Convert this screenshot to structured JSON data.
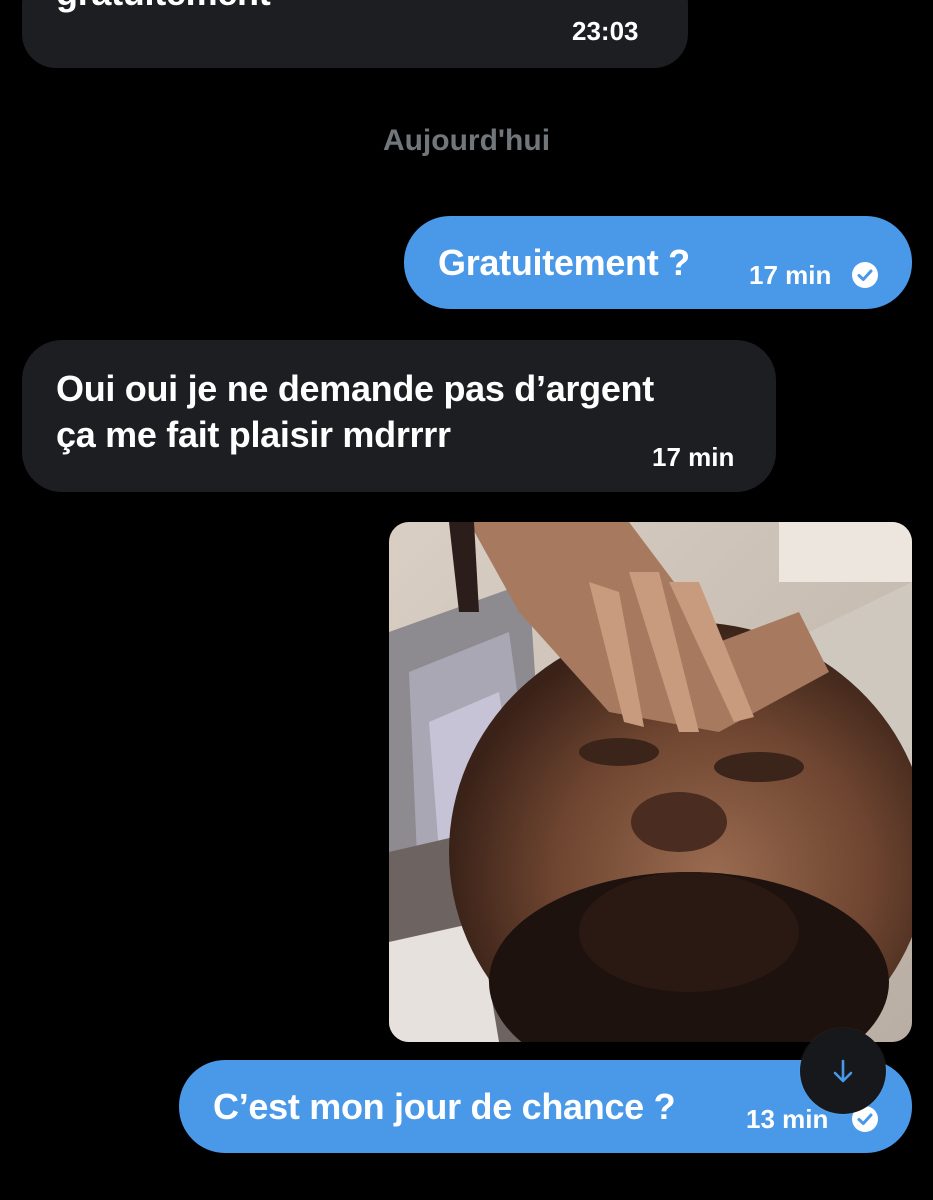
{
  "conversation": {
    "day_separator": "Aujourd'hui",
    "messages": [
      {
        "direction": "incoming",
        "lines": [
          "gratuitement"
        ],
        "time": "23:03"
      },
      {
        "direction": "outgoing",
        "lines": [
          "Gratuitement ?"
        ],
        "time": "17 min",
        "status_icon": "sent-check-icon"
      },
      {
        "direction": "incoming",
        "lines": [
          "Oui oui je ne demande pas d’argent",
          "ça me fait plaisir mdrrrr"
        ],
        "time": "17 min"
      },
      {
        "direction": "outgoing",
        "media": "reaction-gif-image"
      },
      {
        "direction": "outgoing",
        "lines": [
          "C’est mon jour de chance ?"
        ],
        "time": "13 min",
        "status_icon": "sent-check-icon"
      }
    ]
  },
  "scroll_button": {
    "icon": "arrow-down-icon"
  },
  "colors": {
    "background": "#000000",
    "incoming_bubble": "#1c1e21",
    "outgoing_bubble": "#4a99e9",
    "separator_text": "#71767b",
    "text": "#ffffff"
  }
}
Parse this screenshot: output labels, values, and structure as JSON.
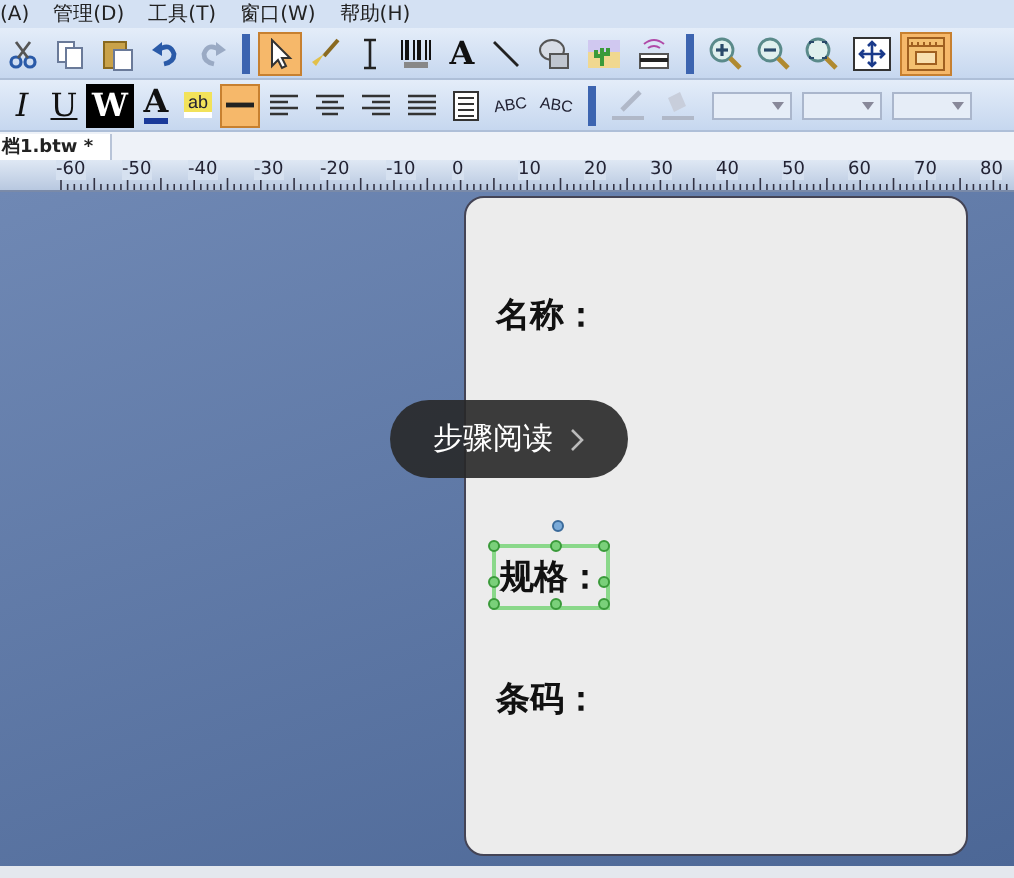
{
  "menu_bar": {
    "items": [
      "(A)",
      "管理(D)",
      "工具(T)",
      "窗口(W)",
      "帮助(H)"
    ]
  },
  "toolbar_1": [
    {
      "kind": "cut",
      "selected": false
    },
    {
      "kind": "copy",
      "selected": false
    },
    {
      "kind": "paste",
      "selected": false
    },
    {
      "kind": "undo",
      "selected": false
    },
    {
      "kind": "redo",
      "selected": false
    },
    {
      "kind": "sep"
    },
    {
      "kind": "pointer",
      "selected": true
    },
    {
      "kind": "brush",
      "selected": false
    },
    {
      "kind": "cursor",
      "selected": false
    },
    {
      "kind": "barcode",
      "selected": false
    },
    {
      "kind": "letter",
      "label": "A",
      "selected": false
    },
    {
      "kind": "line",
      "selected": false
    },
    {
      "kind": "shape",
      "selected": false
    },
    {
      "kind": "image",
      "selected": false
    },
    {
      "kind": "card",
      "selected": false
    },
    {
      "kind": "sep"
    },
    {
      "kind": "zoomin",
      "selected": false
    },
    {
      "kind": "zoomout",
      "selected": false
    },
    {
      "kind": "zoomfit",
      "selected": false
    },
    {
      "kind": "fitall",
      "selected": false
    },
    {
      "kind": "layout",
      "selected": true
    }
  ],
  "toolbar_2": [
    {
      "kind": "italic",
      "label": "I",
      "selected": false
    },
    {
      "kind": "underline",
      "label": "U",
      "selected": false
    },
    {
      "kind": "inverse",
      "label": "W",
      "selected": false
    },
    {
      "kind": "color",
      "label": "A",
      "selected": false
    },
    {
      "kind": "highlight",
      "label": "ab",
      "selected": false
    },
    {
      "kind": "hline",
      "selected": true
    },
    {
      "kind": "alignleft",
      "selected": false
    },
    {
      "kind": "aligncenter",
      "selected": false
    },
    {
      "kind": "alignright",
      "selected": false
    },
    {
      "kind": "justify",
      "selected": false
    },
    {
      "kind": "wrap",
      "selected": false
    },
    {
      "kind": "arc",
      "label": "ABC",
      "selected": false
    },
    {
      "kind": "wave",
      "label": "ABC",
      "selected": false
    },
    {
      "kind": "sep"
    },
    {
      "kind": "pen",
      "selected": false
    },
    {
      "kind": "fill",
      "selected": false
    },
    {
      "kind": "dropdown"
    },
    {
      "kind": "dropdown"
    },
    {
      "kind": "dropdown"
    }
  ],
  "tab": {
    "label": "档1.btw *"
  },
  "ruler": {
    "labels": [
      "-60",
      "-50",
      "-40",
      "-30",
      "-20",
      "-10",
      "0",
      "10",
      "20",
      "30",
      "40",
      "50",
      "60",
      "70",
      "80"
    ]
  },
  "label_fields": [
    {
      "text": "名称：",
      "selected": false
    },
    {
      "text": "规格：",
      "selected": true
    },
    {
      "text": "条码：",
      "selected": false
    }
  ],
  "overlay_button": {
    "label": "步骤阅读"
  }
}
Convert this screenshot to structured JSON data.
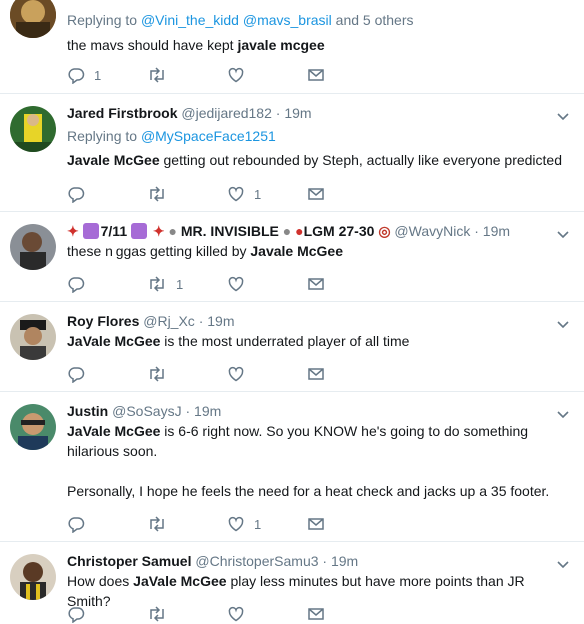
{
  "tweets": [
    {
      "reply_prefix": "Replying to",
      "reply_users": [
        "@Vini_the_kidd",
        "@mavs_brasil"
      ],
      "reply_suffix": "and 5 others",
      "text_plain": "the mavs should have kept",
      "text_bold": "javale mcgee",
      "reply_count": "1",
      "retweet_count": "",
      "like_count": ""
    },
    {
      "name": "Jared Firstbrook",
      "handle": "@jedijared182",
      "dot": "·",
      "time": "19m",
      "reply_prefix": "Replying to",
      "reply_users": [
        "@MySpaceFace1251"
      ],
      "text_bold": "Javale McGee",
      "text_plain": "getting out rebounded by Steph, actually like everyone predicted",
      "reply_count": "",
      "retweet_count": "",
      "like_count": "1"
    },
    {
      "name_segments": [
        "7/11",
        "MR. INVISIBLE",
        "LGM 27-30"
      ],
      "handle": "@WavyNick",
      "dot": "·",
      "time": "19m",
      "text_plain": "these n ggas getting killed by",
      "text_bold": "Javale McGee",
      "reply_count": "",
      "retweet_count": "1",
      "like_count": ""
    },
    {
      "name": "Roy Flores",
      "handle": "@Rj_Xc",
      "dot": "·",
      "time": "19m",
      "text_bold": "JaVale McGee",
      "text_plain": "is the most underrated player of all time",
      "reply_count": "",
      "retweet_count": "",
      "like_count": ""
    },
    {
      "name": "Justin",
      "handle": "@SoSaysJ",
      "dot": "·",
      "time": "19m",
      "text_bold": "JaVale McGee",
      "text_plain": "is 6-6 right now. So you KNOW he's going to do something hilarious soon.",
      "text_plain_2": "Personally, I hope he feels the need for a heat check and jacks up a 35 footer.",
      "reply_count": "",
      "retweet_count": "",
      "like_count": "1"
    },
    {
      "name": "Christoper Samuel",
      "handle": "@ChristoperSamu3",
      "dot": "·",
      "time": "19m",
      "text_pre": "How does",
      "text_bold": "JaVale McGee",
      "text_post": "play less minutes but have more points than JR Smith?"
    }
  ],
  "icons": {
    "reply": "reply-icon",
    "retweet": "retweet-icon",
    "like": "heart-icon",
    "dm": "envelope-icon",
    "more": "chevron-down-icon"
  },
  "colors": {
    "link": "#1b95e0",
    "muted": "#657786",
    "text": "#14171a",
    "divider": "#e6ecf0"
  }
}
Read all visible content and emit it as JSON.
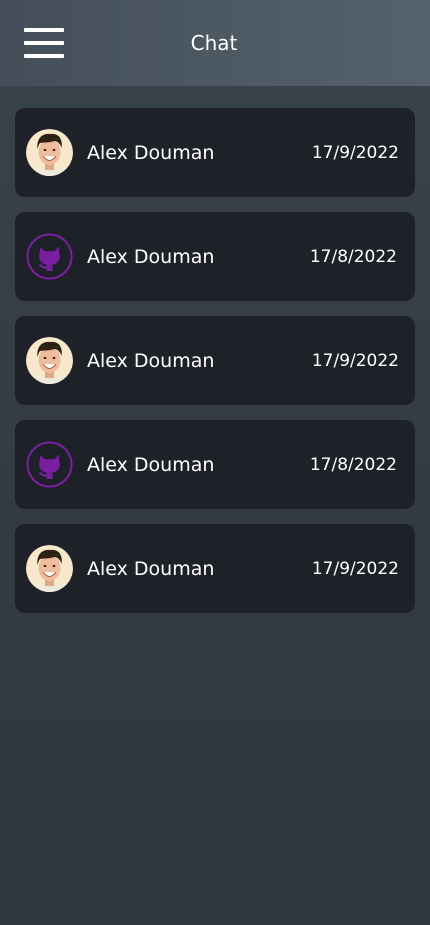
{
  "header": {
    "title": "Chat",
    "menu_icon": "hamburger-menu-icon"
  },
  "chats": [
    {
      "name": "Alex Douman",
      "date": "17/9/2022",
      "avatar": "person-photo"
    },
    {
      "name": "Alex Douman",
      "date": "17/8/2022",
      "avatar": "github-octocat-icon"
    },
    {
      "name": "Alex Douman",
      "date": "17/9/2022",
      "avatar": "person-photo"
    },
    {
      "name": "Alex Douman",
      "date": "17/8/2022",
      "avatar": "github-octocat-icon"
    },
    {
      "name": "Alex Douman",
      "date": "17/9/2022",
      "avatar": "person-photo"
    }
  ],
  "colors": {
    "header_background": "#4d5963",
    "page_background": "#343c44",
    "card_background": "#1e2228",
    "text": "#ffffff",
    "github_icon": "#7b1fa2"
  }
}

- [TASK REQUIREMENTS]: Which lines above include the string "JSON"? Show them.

- [OUTPUT]:
Convert this screenshot to structured JSON data.
Parse this screenshot: output labels, values, and structure as JSON.
Convert this screenshot to structured JSON data.
Read all visible content and emit it as JSON.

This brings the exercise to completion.